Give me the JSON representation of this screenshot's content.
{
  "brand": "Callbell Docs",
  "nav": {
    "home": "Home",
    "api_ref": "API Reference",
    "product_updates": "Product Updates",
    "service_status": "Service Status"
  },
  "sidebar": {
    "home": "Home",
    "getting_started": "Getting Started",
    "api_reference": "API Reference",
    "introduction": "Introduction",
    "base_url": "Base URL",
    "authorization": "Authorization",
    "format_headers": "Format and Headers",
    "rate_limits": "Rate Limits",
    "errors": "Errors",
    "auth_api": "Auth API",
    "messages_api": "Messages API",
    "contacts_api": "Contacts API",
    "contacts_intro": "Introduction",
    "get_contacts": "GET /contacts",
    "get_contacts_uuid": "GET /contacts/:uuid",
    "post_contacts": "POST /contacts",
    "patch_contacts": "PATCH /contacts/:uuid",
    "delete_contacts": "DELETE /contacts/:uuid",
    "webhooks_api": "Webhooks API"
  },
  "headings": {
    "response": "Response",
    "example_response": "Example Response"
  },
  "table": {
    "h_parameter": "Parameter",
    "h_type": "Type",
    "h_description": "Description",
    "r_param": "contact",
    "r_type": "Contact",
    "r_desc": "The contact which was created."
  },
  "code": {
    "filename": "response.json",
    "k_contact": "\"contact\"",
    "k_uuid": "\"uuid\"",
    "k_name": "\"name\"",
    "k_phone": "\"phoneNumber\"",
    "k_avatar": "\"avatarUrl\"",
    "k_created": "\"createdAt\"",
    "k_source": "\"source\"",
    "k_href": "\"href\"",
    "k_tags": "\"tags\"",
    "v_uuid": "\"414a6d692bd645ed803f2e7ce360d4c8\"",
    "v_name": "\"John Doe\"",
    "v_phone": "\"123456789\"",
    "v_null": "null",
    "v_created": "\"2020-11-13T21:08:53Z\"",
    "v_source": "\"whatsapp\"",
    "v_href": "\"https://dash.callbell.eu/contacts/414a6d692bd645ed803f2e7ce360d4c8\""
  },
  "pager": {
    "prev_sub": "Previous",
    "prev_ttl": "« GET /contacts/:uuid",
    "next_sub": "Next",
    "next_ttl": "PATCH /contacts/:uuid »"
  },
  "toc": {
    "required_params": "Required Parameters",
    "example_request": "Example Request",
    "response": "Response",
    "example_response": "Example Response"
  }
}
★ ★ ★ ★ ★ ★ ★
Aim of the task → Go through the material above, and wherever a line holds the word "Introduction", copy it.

Reply to the exercise →
    "introduction": "Introduction",
    "contacts_intro": "Introduction",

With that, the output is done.